(Given data)

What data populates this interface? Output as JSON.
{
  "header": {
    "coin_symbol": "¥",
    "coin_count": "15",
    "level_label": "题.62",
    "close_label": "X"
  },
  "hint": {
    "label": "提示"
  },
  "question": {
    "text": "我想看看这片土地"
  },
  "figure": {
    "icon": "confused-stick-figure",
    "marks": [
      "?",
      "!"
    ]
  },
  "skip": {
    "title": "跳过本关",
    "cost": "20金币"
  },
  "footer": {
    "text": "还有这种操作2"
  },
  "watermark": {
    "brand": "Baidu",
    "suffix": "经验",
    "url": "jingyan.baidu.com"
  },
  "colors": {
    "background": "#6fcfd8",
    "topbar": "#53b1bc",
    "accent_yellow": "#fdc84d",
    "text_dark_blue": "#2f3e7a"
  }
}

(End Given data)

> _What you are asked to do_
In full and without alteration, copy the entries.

> _Answer section_
What data populates this interface? Output as JSON.
{
  "header": {
    "coin_symbol": "¥",
    "coin_count": "15",
    "level_label": "题.62",
    "close_label": "X"
  },
  "hint": {
    "label": "提示"
  },
  "question": {
    "text": "我想看看这片土地"
  },
  "figure": {
    "icon": "confused-stick-figure",
    "marks": [
      "?",
      "!"
    ]
  },
  "skip": {
    "title": "跳过本关",
    "cost": "20金币"
  },
  "footer": {
    "text": "还有这种操作2"
  },
  "watermark": {
    "brand": "Baidu",
    "suffix": "经验",
    "url": "jingyan.baidu.com"
  },
  "colors": {
    "background": "#6fcfd8",
    "topbar": "#53b1bc",
    "accent_yellow": "#fdc84d",
    "text_dark_blue": "#2f3e7a"
  }
}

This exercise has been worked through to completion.